How, as a practice, has sustainability reconciled itself in your life as an artist?

It’s empowering when you no longer have to rely on anyone else to make art and to release art, so that’s really been my whole thing. Obviously, I want to rely on my band and my friends, but not having to go and ask mom and dad for money or ask the bank. I just wanted to clear that up, so that I knew I was making it on my own terms.

That’s what sustainability is about. It’s about not using resources that are not yours, and not spending money that is not yours to spend. Not going in debt to the man, and from that, whatever you build and whatever success you have you know is yours. You own that accomplishment, and that’s very esteem building. I think a lot of artists have really low self esteem around business and around sustainability because their whole life has been about being a loser. You’re the black sheep. You’re the one that always needs money.

Or you’re ashamed to ask for the 12 bucks for the thing that maybe cost you 10 bucks to make.

Yeah. And the dream that the fucking world has created, which is some bullshit idea of commerce, that is crushing. It is enforced on you from the minute you come out of the womb. Like, “Artistry, you’ll never make it. You’ll need to do something else. Have you got a backup?” That’s all you’re told. I believed it for a long time. I think most of us do, and then I think my whole DIY, sustainable thing was like, “No, fuck that. I’m not buying that story. I’m going to do it on my own terms.”

So the whole thing around Milk!—and I think why it’s been so fulfilling for both myself, for Courtney, and for all of the bands that are on the label—was that all of us have this sense of ownership. The label is everyone’s. No one’s sitting back, skimming—everything goes back into the label. We do fundraisers if we need some money. It’s very transparent. I’ll send breakdowns of everything that we make. There’s nothing secretive.
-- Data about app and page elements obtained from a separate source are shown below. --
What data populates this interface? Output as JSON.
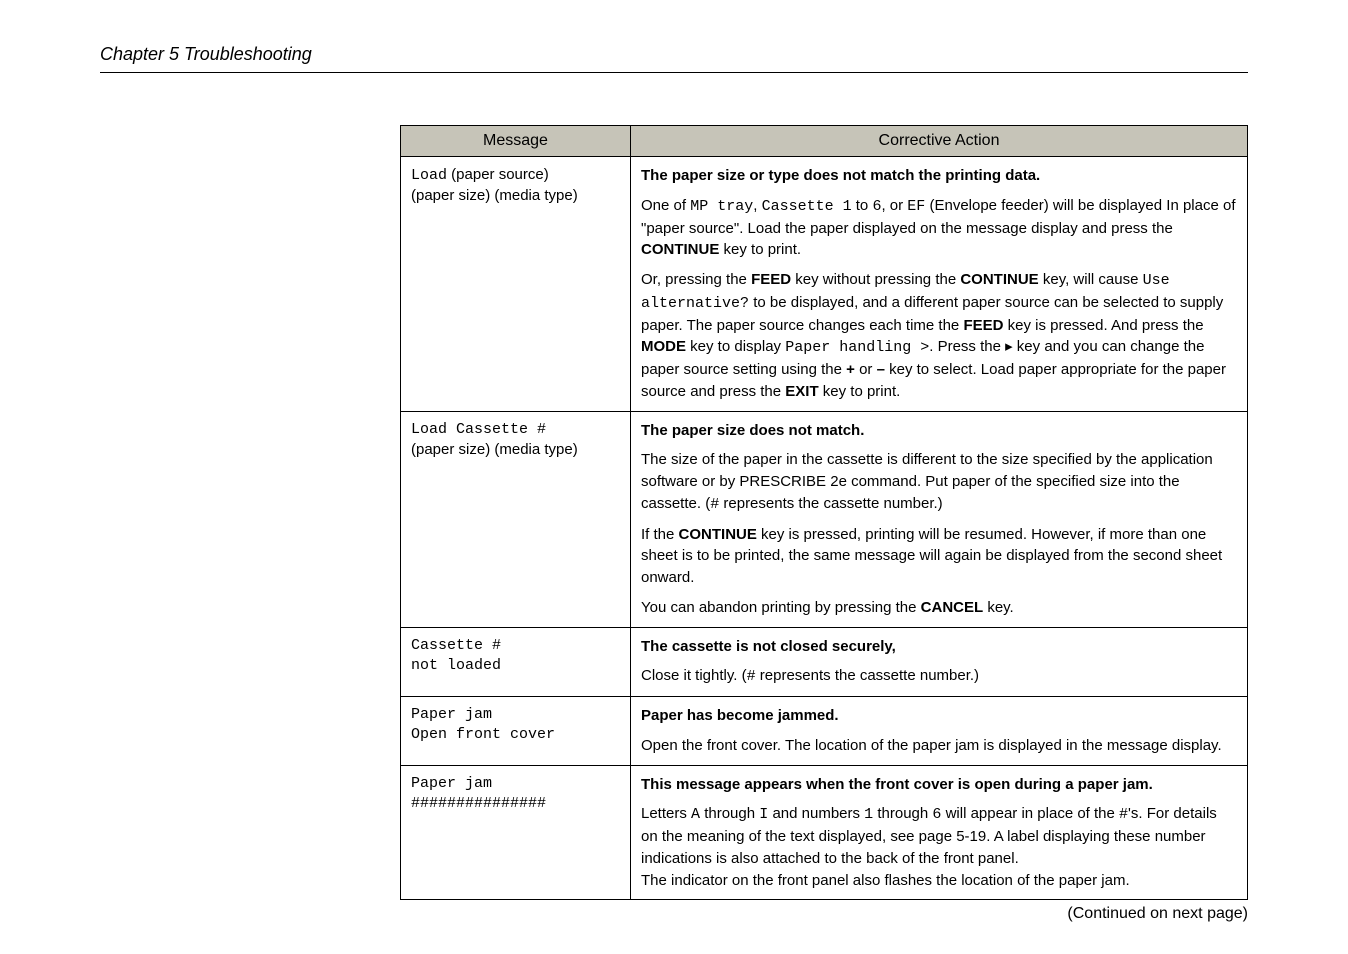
{
  "chapter": "Chapter 5  Troubleshooting",
  "headers": {
    "msg": "Message",
    "action": "Corrective Action"
  },
  "continued": "(Continued on next page)",
  "rows": {
    "r1": {
      "msg_code": "Load",
      "msg_plain1": " (paper source)",
      "msg_plain2": "(paper size) (media type)",
      "a_title": "The paper size or type does not match the printing data.",
      "a_p1_1": "One of ",
      "a_p1_c1": "MP tray",
      "a_p1_2": ", ",
      "a_p1_c2": "Cassette 1",
      "a_p1_3": " to ",
      "a_p1_c3": "6",
      "a_p1_4": ", or ",
      "a_p1_c4": "EF",
      "a_p1_5": " (Envelope feeder) will be displayed In place of \"paper source\". Load the paper displayed on the message display and press the ",
      "a_p1_b1": "CONTINUE",
      "a_p1_6": " key to print.",
      "a_p2_1": "Or, pressing the ",
      "a_p2_b1": "FEED",
      "a_p2_2": " key without pressing the ",
      "a_p2_b2": "CONTINUE",
      "a_p2_3": " key, will cause ",
      "a_p2_c1": "Use alternative?",
      "a_p2_4": " to be displayed, and a different paper source can be selected to supply paper. The paper source changes each time the ",
      "a_p2_b3": "FEED",
      "a_p2_5": " key is pressed. And press the ",
      "a_p2_b4": "MODE",
      "a_p2_6": " key to display ",
      "a_p2_c2": "Paper handling >",
      "a_p2_7": ". Press the ▸ key and you can change the paper source setting using the ",
      "a_p2_b5": "+",
      "a_p2_8": " or ",
      "a_p2_b6": "–",
      "a_p2_9": " key to select. Load paper appropriate for the paper source and press the ",
      "a_p2_b7": "EXIT",
      "a_p2_10": " key to print."
    },
    "r2": {
      "msg_code": "Load Cassette #",
      "msg_plain": "(paper size) (media type)",
      "a_title": "The paper size does not match.",
      "a_p1_1": "The size of the paper in the cassette is different to the size specified by the application software or by PRESCRIBE 2e command. Put paper of the specified size into the cassette. (",
      "a_p1_c1": "#",
      "a_p1_2": " represents the cassette number.)",
      "a_p2_1": "If the ",
      "a_p2_b1": "CONTINUE",
      "a_p2_2": " key is pressed, printing will be resumed. However, if more than one sheet is to be printed, the same message will again be displayed from the second sheet onward.",
      "a_p3_1": "You can abandon printing by pressing the ",
      "a_p3_b1": "CANCEL",
      "a_p3_2": " key."
    },
    "r3": {
      "msg_l1": "Cassette #",
      "msg_l2": "not loaded",
      "a_title": "The cassette is not closed securely,",
      "a_p1_1": "Close it tightly. (",
      "a_p1_c1": "#",
      "a_p1_2": " represents the cassette number.)"
    },
    "r4": {
      "msg_l1": "Paper jam",
      "msg_l2": "Open front cover",
      "a_title": "Paper has become jammed.",
      "a_p1": "Open the front cover.  The location of the paper jam is displayed in the message display."
    },
    "r5": {
      "msg_l1": "Paper jam",
      "msg_l2": "###############",
      "a_title": "This message appears when the front cover is open during a paper jam.",
      "a_p1_1": "Letters ",
      "a_p1_c1": "A",
      "a_p1_2": " through ",
      "a_p1_c2": "I",
      "a_p1_3": " and numbers ",
      "a_p1_c3": "1",
      "a_p1_4": " through ",
      "a_p1_c4": "6",
      "a_p1_5": " will appear in place of the ",
      "a_p1_c5": "#",
      "a_p1_6": "'s. For details on the meaning of the text displayed, see page 5-19.  A label displaying these number indications is also attached to the back of the front panel.",
      "a_p2": "The indicator on the front panel also flashes the location of the paper jam."
    }
  }
}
If people wanna know stuff, then here it is. The books are open.

I think all of that stuff was a direct reaction to [when] I went into debt around my music. I lost that band. I lost that band’s respect because I didn’t have any clarity, and then with this band, which I’ve made two albums with, I’ve really tried to practice the way I communicate and do everything in a really different way.

All of that also means that when I walk out onto a stage and I’m performing and releasing music, I feel good about it. There’s nothing in the way. I now just feel very clear. There’s no, “Oh, am I doing this right?” Or, “Should I be doing that?” Or, “Am I standing right?” And I think that’s a part of getting older, and it’s also like if you choose to be a person who is awake and aware and in touch with your emotions and willing to look at your part and take stock of the way you are in the world, living consciously, then you get that reward. You get the reward of those things becoming more clear and trusting that intuition because there is that clarity now, which is cool.

I think that’s the cool thing about getting older. It’s not just about age, because there’s plenty of older people who are full of shit and just remain big babies. But I also think there are plenty of people who do the work, and if you do the work, you get the rewards. That’s a big part of the story as well.

Jen Cloher recommends:

  • Wentworth - Australian women’s prison drama on the FOXTEL network now in its sixth season. It’s a follow up to the legendary (and possibly first ever women’s prison drama) that ran for decades in the ’70s and ’80s called Prisoner. Wentworth stars some of the best actors in our country and provides roles that are complex and multi-layered (not just someone’s wife or Mom handbag roles).

  • Pema Chödrön - have loved what this Buddhist Nun has given and continues to give through her written and spoken word. At the moment I’m listening to Don’t Bite The Hook on Audible. It’s all about learning how to channel your anger in a world full of angry people!

  • Small Spells Tarot - I’m coming across as super new age I realize, but how good is Tarot? It never fails to be bang-on especially when you’re going through some heavy life shit. I really love this woman, her cards are simple and beautiful and she gives super heartfelt and wise reading via her Instagram handle.